New Study Reveals Shocking Number of Americans Suffering Due to Medical Misdiagnoses
In a groundbreaking new study, it has been revealed that nearly 800,000 Americans suffer permanent disability or death each year as a result of medical misdiagnoses. This shocking number is even higher than previously estimated, with the actual figure potentially reaching a staggering 1.02 million.
The study has shed light on the alarming extent of diagnostic errors, which are now considered the most under-resourced public health crisis. These errors can have devastating consequences for patients, leading to unnecessary suffering or even death.
According to the research, the top five most commonly misdiagnosed diseases are stroke, sepsis, pneumonia, venous thromboembolism, and lung cancer. These serious conditions often go unrecognized or are mistaken for less severe ailments, causing delays in appropriate treatment and exacerbating the patients’ conditions.
One of the biggest challenges with diagnostic errors is that they frequently occur when patients display symptoms that are not typically associated with the disease in question. This can make it difficult for medical professionals to arrive at an accurate diagnosis, leading to potentially harmful consequences for the patients.
However, there are steps that patients can take to lower their risk of falling victim to medical misdiagnoses. By actively engaging with their healthcare providers and asking key questions, such as what could be causing their problem and what else it could potentially be, patients can play an active role in improving the accuracy of their diagnosis.
Furthermore, it is crucial for individuals to be aware of less common symptoms and treatments for these diseases. By staying informed and advocating for their own health, patients can help reduce the occurrence of diagnostic errors.
The American Cancer Society has even recommended that individuals at high risk for lung cancer undergo low-dose CT scans for early detection. This proactive approach can significantly improve survival rates and prevent misdiagnoses.
In conclusion, patient awareness, questioning, and ongoing research are essential in addressing this critical health crisis.

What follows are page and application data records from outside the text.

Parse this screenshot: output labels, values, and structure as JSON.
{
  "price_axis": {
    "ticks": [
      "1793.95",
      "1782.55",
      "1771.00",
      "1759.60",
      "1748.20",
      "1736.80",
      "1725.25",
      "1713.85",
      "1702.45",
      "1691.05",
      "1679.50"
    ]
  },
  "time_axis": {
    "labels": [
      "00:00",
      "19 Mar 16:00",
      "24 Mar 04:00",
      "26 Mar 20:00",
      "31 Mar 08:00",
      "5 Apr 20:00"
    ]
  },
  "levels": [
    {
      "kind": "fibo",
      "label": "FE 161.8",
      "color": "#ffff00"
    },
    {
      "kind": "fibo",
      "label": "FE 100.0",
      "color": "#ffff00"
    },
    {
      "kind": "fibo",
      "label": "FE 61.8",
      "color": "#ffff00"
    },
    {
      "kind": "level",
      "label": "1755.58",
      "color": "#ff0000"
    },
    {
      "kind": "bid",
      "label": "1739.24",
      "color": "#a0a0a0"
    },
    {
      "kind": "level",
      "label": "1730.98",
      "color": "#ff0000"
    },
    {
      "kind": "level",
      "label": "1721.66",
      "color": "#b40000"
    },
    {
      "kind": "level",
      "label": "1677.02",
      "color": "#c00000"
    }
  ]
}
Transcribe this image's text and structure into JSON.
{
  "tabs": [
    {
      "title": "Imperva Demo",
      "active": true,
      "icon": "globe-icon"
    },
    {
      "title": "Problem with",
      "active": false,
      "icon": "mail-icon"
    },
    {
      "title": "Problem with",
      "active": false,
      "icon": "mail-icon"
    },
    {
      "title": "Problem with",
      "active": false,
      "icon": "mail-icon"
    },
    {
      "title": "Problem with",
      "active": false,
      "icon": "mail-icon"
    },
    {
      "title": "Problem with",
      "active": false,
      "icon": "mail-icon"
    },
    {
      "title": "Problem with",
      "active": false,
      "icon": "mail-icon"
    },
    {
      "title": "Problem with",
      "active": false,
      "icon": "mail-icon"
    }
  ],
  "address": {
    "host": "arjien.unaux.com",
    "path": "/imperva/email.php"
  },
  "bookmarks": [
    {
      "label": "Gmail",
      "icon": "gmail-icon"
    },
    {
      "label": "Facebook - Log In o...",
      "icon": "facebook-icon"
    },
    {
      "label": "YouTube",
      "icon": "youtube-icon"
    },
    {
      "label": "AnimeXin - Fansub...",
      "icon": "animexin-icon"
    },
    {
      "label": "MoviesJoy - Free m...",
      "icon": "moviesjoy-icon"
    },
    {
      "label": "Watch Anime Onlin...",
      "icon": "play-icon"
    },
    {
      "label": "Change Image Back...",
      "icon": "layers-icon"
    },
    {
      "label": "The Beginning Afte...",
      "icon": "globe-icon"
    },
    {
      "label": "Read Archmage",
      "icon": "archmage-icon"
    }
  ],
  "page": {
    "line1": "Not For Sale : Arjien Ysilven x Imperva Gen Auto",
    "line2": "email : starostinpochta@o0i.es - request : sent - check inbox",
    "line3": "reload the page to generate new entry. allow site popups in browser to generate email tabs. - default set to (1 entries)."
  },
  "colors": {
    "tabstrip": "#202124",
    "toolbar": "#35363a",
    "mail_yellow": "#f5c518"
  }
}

By bringing attention to the alarming number of Americans suffering from medical misdiagnoses, the hope is that healthcare systems will allocate more resources to this pressing issue, ultimately saving lives and preventing unnecessary disability.